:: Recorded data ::
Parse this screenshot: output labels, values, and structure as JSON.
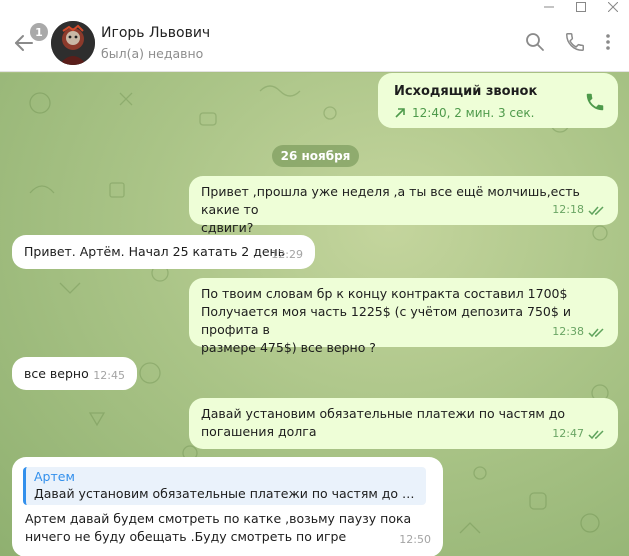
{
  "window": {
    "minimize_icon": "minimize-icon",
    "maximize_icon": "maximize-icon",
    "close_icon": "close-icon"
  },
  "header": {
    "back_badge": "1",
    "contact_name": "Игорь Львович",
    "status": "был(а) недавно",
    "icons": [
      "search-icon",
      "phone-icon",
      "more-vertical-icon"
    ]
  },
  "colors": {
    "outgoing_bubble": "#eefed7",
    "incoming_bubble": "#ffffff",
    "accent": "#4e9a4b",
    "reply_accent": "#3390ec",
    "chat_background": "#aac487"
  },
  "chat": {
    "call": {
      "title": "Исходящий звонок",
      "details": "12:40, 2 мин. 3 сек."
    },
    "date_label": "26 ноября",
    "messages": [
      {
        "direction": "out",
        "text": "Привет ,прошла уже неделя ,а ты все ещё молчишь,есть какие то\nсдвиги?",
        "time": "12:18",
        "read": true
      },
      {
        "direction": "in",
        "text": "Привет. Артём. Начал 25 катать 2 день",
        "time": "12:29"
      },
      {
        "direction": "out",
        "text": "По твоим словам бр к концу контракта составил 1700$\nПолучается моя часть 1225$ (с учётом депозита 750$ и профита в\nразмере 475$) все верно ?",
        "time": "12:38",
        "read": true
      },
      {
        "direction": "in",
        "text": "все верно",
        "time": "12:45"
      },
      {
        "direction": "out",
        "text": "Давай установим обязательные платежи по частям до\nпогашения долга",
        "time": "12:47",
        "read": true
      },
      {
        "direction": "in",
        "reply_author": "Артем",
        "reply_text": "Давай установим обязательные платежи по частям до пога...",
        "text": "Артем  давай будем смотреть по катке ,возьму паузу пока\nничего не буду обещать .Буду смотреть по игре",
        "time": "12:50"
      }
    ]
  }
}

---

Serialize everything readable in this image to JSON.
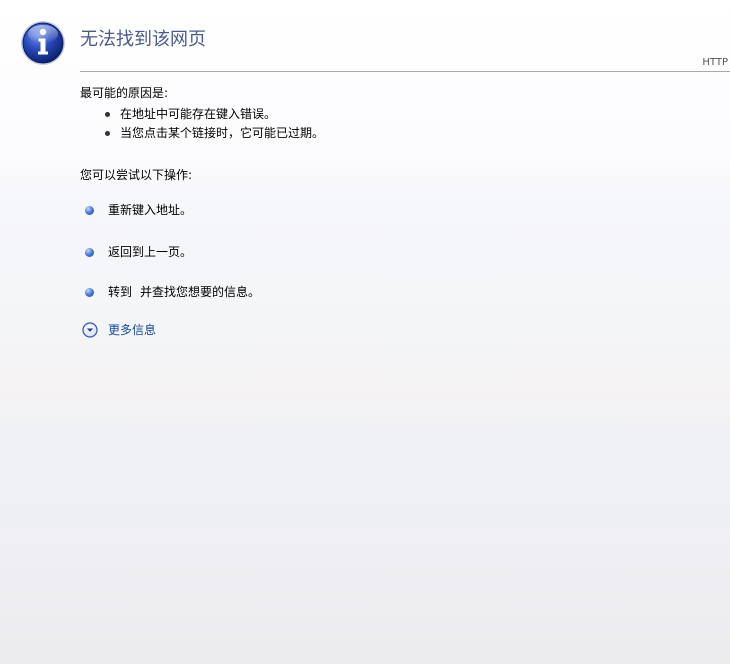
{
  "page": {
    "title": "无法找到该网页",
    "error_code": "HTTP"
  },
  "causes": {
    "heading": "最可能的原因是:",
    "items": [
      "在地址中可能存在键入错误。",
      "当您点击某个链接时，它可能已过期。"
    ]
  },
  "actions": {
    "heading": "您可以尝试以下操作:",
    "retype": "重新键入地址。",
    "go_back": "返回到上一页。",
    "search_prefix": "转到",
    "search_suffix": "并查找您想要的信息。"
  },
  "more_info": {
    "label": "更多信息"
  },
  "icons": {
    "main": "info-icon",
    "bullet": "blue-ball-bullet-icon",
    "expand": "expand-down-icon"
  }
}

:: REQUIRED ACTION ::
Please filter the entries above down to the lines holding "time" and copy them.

:: OUTPUT OF THE EXERCISE ::
        "time": "12:18",
        "time": "12:29"
        "time": "12:38",
        "time": "12:45"
        "time": "12:47",
        "time": "12:50"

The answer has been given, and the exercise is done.